The National Transport Commission (NTC) today released a consultation regulation impact statement (RIS) seeking feedback on technology-neutral options to regulate driver distraction.
Distraction is seen as a significant road safety risk that is not as well understood as other risk factors such as drink-driving and speeding. Studies have found that a task which takes a driver’s ‘eyes off the road’ for as little as two seconds can be particularly hazardous.
NTC Chief Executive Officer Gillian Miles said that new technology-related distractions, outdated rules and a general lack of understanding from road users present significant challenges.
‘Drivers engage in non-driving activities every 96 seconds while behind the wheel. Distractions take our concentration off the road which means we may not have time to react to hazards.
‘We are proposing four options for consideration. The views of a broad range of stakeholders are crucial to guide any policy reform to deal with driver distraction’, Dr Miles said.
The Australian Road Research Board (ARRB) reviewed the best international research available to date on driver distraction. This work supports the NTC’s efforts in stimulating discussions about driver distraction research, policy and legislative reform options.
Consultation on this paper closes on 4 September 2019. We will then deliver a decision RIS for transport ministers’ consideration in May 2020.
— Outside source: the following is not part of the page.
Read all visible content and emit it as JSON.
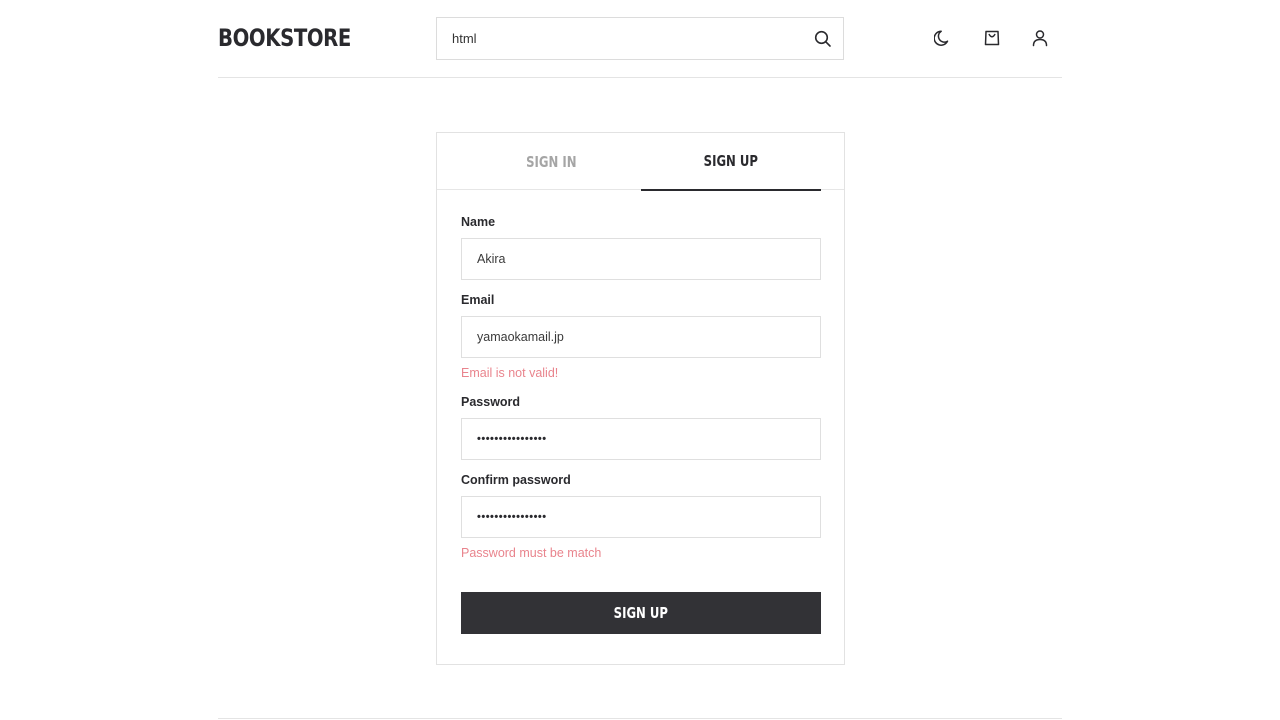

For more information, including an infographic of the key data, see the NTC website.